─── Material provided ───

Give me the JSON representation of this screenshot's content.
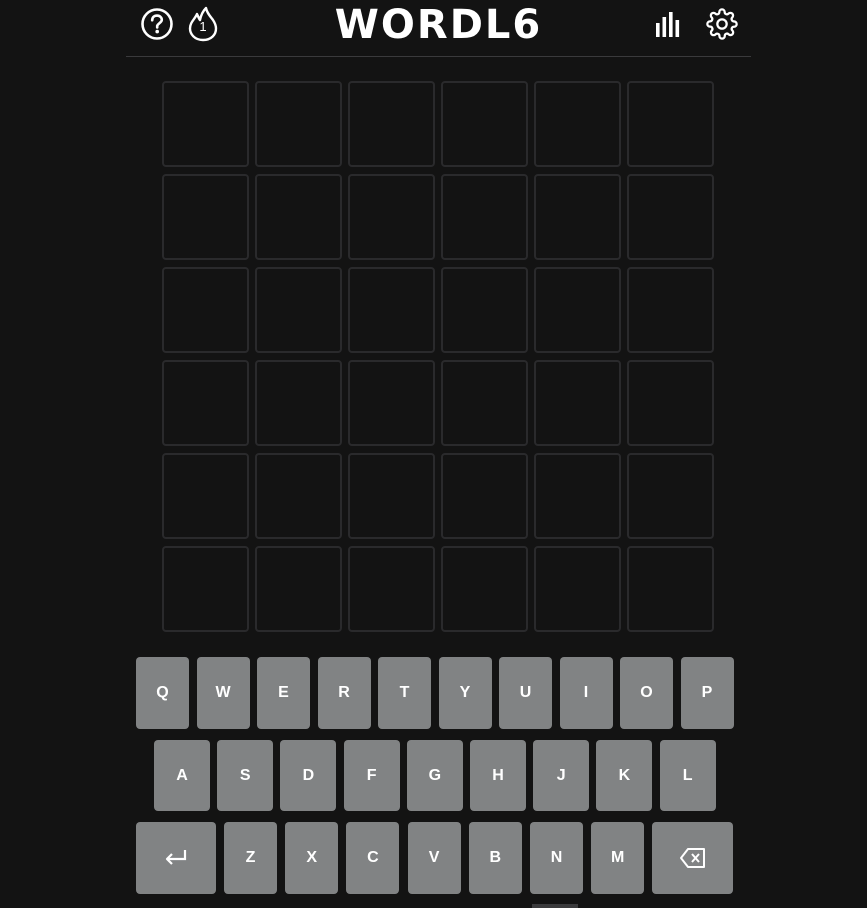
{
  "header": {
    "title": "WORDL6",
    "streak_count": "1",
    "icons": [
      "help-icon",
      "streak-flame-icon",
      "statistics-icon",
      "settings-icon"
    ]
  },
  "board": {
    "rows": [
      [
        "",
        "",
        "",
        "",
        "",
        ""
      ],
      [
        "",
        "",
        "",
        "",
        "",
        ""
      ],
      [
        "",
        "",
        "",
        "",
        "",
        ""
      ],
      [
        "",
        "",
        "",
        "",
        "",
        ""
      ],
      [
        "",
        "",
        "",
        "",
        "",
        ""
      ],
      [
        "",
        "",
        "",
        "",
        "",
        ""
      ]
    ]
  },
  "keyboard": {
    "row1": [
      "Q",
      "W",
      "E",
      "R",
      "T",
      "Y",
      "U",
      "I",
      "O",
      "P"
    ],
    "row2": [
      "A",
      "S",
      "D",
      "F",
      "G",
      "H",
      "J",
      "K",
      "L"
    ],
    "row3": [
      "Z",
      "X",
      "C",
      "V",
      "B",
      "N",
      "M"
    ],
    "enter_icon": "enter-icon",
    "backspace_icon": "backspace-icon"
  },
  "colors": {
    "background": "#131313",
    "tile_border": "#2a2a2c",
    "key": "#818384",
    "text": "#ffffff"
  }
}
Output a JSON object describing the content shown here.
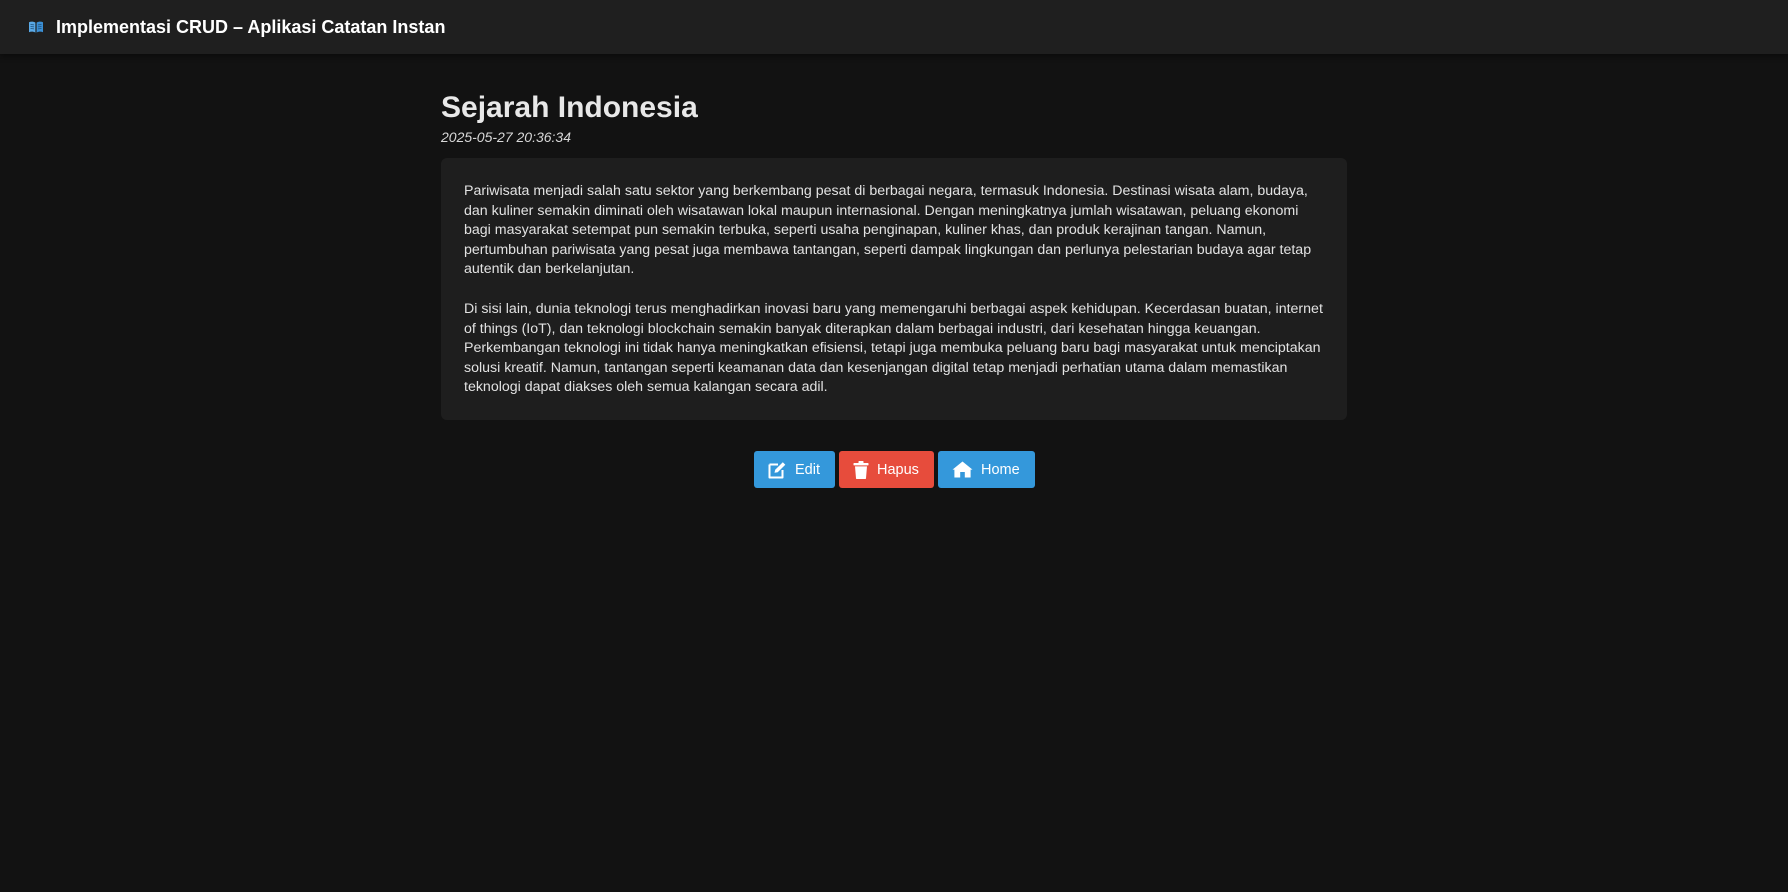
{
  "header": {
    "title": "Implementasi CRUD – Aplikasi Catatan Instan",
    "icon": "open-book-icon"
  },
  "note": {
    "title": "Sejarah Indonesia",
    "date": "2025-05-27 20:36:34",
    "paragraphs": [
      "Pariwisata menjadi salah satu sektor yang berkembang pesat di berbagai negara, termasuk Indonesia. Destinasi wisata alam, budaya, dan kuliner semakin diminati oleh wisatawan lokal maupun internasional. Dengan meningkatnya jumlah wisatawan, peluang ekonomi bagi masyarakat setempat pun semakin terbuka, seperti usaha penginapan, kuliner khas, dan produk kerajinan tangan. Namun, pertumbuhan pariwisata yang pesat juga membawa tantangan, seperti dampak lingkungan dan perlunya pelestarian budaya agar tetap autentik dan berkelanjutan.",
      "Di sisi lain, dunia teknologi terus menghadirkan inovasi baru yang memengaruhi berbagai aspek kehidupan. Kecerdasan buatan, internet of things (IoT), dan teknologi blockchain semakin banyak diterapkan dalam berbagai industri, dari kesehatan hingga keuangan. Perkembangan teknologi ini tidak hanya meningkatkan efisiensi, tetapi juga membuka peluang baru bagi masyarakat untuk menciptakan solusi kreatif. Namun, tantangan seperti keamanan data dan kesenjangan digital tetap menjadi perhatian utama dalam memastikan teknologi dapat diakses oleh semua kalangan secara adil."
    ]
  },
  "actions": {
    "edit_label": "Edit",
    "delete_label": "Hapus",
    "home_label": "Home",
    "edit_icon": "edit-icon",
    "delete_icon": "trash-icon",
    "home_icon": "home-icon"
  },
  "colors": {
    "background": "#121212",
    "topbar": "#1f1f1f",
    "card": "#1e1e1e",
    "primary": "#3498db",
    "danger": "#e74c3c"
  }
}
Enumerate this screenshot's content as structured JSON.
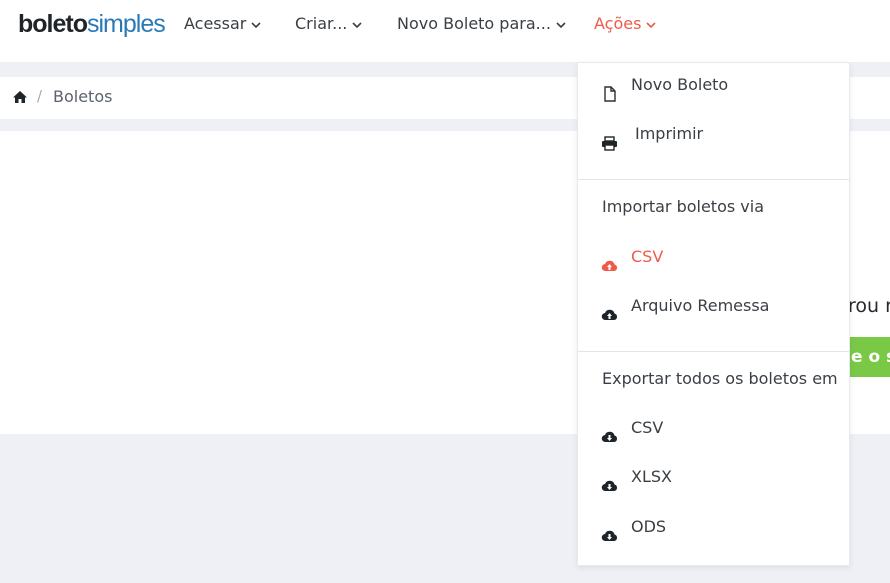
{
  "brand": {
    "part1": "boleto",
    "part2": "simples"
  },
  "nav": {
    "items": [
      {
        "label": "Acessar"
      },
      {
        "label": "Criar..."
      },
      {
        "label": "Novo Boleto para..."
      },
      {
        "label": "Ações"
      }
    ]
  },
  "breadcrumb": {
    "separator": "/",
    "current": "Boletos"
  },
  "content": {
    "partial_text": "rou n",
    "partial_button": "e o s"
  },
  "actions_menu": {
    "novo_boleto": "Novo Boleto",
    "imprimir": "Imprimir",
    "import_header": "Importar boletos via",
    "import_csv": "CSV",
    "import_remessa": "Arquivo Remessa",
    "export_header": "Exportar todos os boletos em",
    "export_csv": "CSV",
    "export_xlsx": "XLSX",
    "export_ods": "ODS"
  },
  "colors": {
    "accent": "#f05a4a",
    "brand_blue": "#2a7ab8",
    "green": "#79c947",
    "background": "#eff0f5"
  }
}
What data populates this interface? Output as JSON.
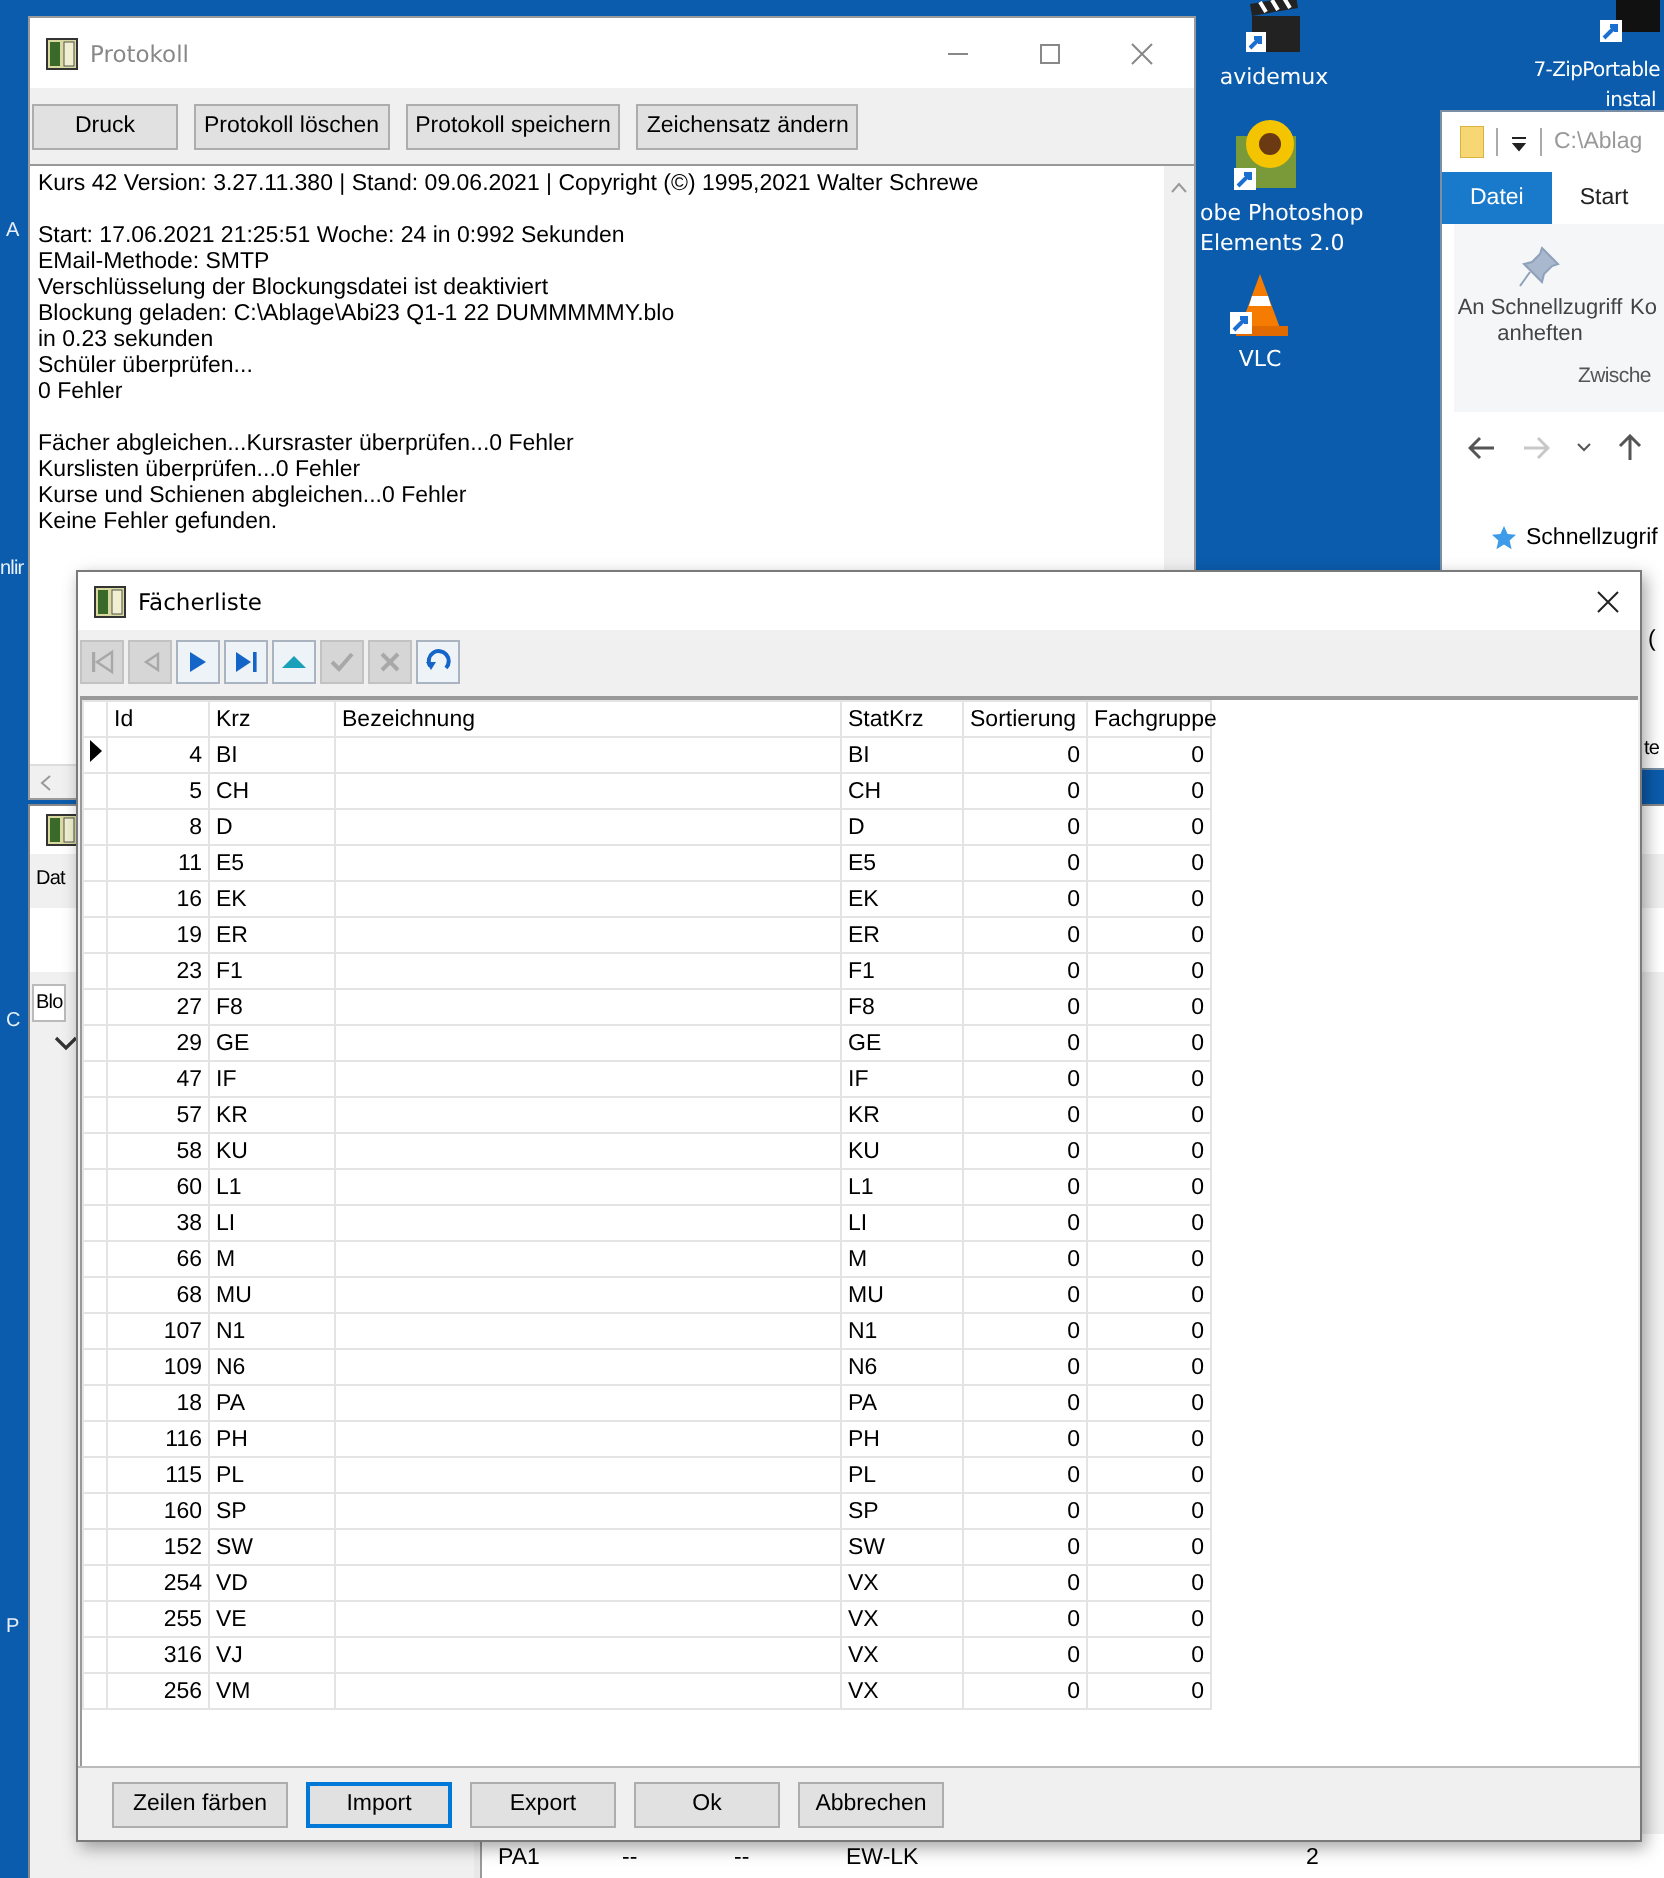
{
  "desktop": {
    "icons": [
      {
        "kind": "clapper",
        "label_lines": [
          "avidemux"
        ]
      },
      {
        "kind": "archive",
        "label_lines": [
          "7-ZipPortable",
          "instal"
        ]
      },
      {
        "kind": "sunflower",
        "label_lines": [
          "obe Photoshop",
          "Elements 2.0"
        ]
      },
      {
        "kind": "cone",
        "label_lines": [
          "VLC"
        ]
      }
    ],
    "edge_labels": [
      "A",
      "nlir",
      "C",
      "P"
    ]
  },
  "explorer": {
    "path": "C:\\Ablag",
    "tabs": [
      {
        "label": "Datei",
        "selected": true
      },
      {
        "label": "Start",
        "selected": false
      }
    ],
    "ribbon_button": [
      "An Schnellzugriff",
      "anheften"
    ],
    "ribbon_next": "Ko",
    "group_label": "Zwische",
    "nav_item": "Schnellzugrif",
    "fragments": [
      "(",
      "te"
    ]
  },
  "protokoll": {
    "title": "Protokoll",
    "buttons": [
      "Druck",
      "Protokoll löschen",
      "Protokoll speichern",
      "Zeichensatz ändern"
    ],
    "log": [
      [
        "Kurs 42 Version: 3.27.11.380 | Stand: 09.06.2021 | Copyright (©) 1995,2021 Walter Schrewe"
      ],
      [
        "Start: 17.06.2021 21:25:51 Woche: 24 in 0:992 Sekunden",
        "EMail-Methode: SMTP",
        "Verschlüsselung der Blockungsdatei ist deaktiviert",
        "Blockung geladen: C:\\Ablage\\Abi23 Q1-1 22 DUMMMMMY.blo",
        "in  0.23 sekunden",
        "Schüler überprüfen...",
        "0 Fehler"
      ],
      [
        "Fächer abgleichen...Kursraster überprüfen...0 Fehler",
        "Kurslisten überprüfen...0 Fehler",
        "Kurse und Schienen abgleichen...0 Fehler",
        "Keine Fehler gefunden."
      ]
    ]
  },
  "back_window": {
    "menu": "Dat",
    "tab": "Blo",
    "row": [
      "PA1",
      "--",
      "--",
      "EW-LK",
      "2"
    ]
  },
  "faecherliste": {
    "title": "Fächerliste",
    "nav_buttons": [
      {
        "kind": "first",
        "disabled": true
      },
      {
        "kind": "prior",
        "disabled": true
      },
      {
        "kind": "next",
        "disabled": false
      },
      {
        "kind": "last",
        "disabled": false
      },
      {
        "kind": "insert",
        "disabled": false
      },
      {
        "kind": "post",
        "disabled": true
      },
      {
        "kind": "cancel",
        "disabled": true
      },
      {
        "kind": "refresh",
        "disabled": false
      }
    ],
    "columns": [
      "Id",
      "Krz",
      "Bezeichnung",
      "StatKrz",
      "Sortierung",
      "Fachgruppe"
    ],
    "rows": [
      {
        "id": "4",
        "krz": "BI",
        "statkrz": "BI",
        "sortierung": "0",
        "fachgruppe": "0",
        "selected": true
      },
      {
        "id": "5",
        "krz": "CH",
        "statkrz": "CH",
        "sortierung": "0",
        "fachgruppe": "0",
        "selected": false
      },
      {
        "id": "8",
        "krz": "D",
        "statkrz": "D",
        "sortierung": "0",
        "fachgruppe": "0",
        "selected": false
      },
      {
        "id": "11",
        "krz": "E5",
        "statkrz": "E5",
        "sortierung": "0",
        "fachgruppe": "0",
        "selected": false
      },
      {
        "id": "16",
        "krz": "EK",
        "statkrz": "EK",
        "sortierung": "0",
        "fachgruppe": "0",
        "selected": false
      },
      {
        "id": "19",
        "krz": "ER",
        "statkrz": "ER",
        "sortierung": "0",
        "fachgruppe": "0",
        "selected": false
      },
      {
        "id": "23",
        "krz": "F1",
        "statkrz": "F1",
        "sortierung": "0",
        "fachgruppe": "0",
        "selected": false
      },
      {
        "id": "27",
        "krz": "F8",
        "statkrz": "F8",
        "sortierung": "0",
        "fachgruppe": "0",
        "selected": false
      },
      {
        "id": "29",
        "krz": "GE",
        "statkrz": "GE",
        "sortierung": "0",
        "fachgruppe": "0",
        "selected": false
      },
      {
        "id": "47",
        "krz": "IF",
        "statkrz": "IF",
        "sortierung": "0",
        "fachgruppe": "0",
        "selected": false
      },
      {
        "id": "57",
        "krz": "KR",
        "statkrz": "KR",
        "sortierung": "0",
        "fachgruppe": "0",
        "selected": false
      },
      {
        "id": "58",
        "krz": "KU",
        "statkrz": "KU",
        "sortierung": "0",
        "fachgruppe": "0",
        "selected": false
      },
      {
        "id": "60",
        "krz": "L1",
        "statkrz": "L1",
        "sortierung": "0",
        "fachgruppe": "0",
        "selected": false
      },
      {
        "id": "38",
        "krz": "LI",
        "statkrz": "LI",
        "sortierung": "0",
        "fachgruppe": "0",
        "selected": false
      },
      {
        "id": "66",
        "krz": "M",
        "statkrz": "M",
        "sortierung": "0",
        "fachgruppe": "0",
        "selected": false
      },
      {
        "id": "68",
        "krz": "MU",
        "statkrz": "MU",
        "sortierung": "0",
        "fachgruppe": "0",
        "selected": false
      },
      {
        "id": "107",
        "krz": "N1",
        "statkrz": "N1",
        "sortierung": "0",
        "fachgruppe": "0",
        "selected": false
      },
      {
        "id": "109",
        "krz": "N6",
        "statkrz": "N6",
        "sortierung": "0",
        "fachgruppe": "0",
        "selected": false
      },
      {
        "id": "18",
        "krz": "PA",
        "statkrz": "PA",
        "sortierung": "0",
        "fachgruppe": "0",
        "selected": false
      },
      {
        "id": "116",
        "krz": "PH",
        "statkrz": "PH",
        "sortierung": "0",
        "fachgruppe": "0",
        "selected": false
      },
      {
        "id": "115",
        "krz": "PL",
        "statkrz": "PL",
        "sortierung": "0",
        "fachgruppe": "0",
        "selected": false
      },
      {
        "id": "160",
        "krz": "SP",
        "statkrz": "SP",
        "sortierung": "0",
        "fachgruppe": "0",
        "selected": false
      },
      {
        "id": "152",
        "krz": "SW",
        "statkrz": "SW",
        "sortierung": "0",
        "fachgruppe": "0",
        "selected": false
      },
      {
        "id": "254",
        "krz": "VD",
        "statkrz": "VX",
        "sortierung": "0",
        "fachgruppe": "0",
        "selected": false
      },
      {
        "id": "255",
        "krz": "VE",
        "statkrz": "VX",
        "sortierung": "0",
        "fachgruppe": "0",
        "selected": false
      },
      {
        "id": "316",
        "krz": "VJ",
        "statkrz": "VX",
        "sortierung": "0",
        "fachgruppe": "0",
        "selected": false
      },
      {
        "id": "256",
        "krz": "VM",
        "statkrz": "VX",
        "sortierung": "0",
        "fachgruppe": "0",
        "selected": false
      }
    ],
    "buttons": [
      {
        "label": "Zeilen färben",
        "default": false
      },
      {
        "label": "Import",
        "default": true
      },
      {
        "label": "Export",
        "default": false
      },
      {
        "label": "Ok",
        "default": false
      },
      {
        "label": "Abbrechen",
        "default": false
      }
    ]
  }
}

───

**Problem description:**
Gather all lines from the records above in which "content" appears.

**Answer box:**
Give me the JSON representation of this screenshot's content.
Output a JSON object describing the content shown here.
Enumerate this screenshot's content as structured JSON.
  "content": {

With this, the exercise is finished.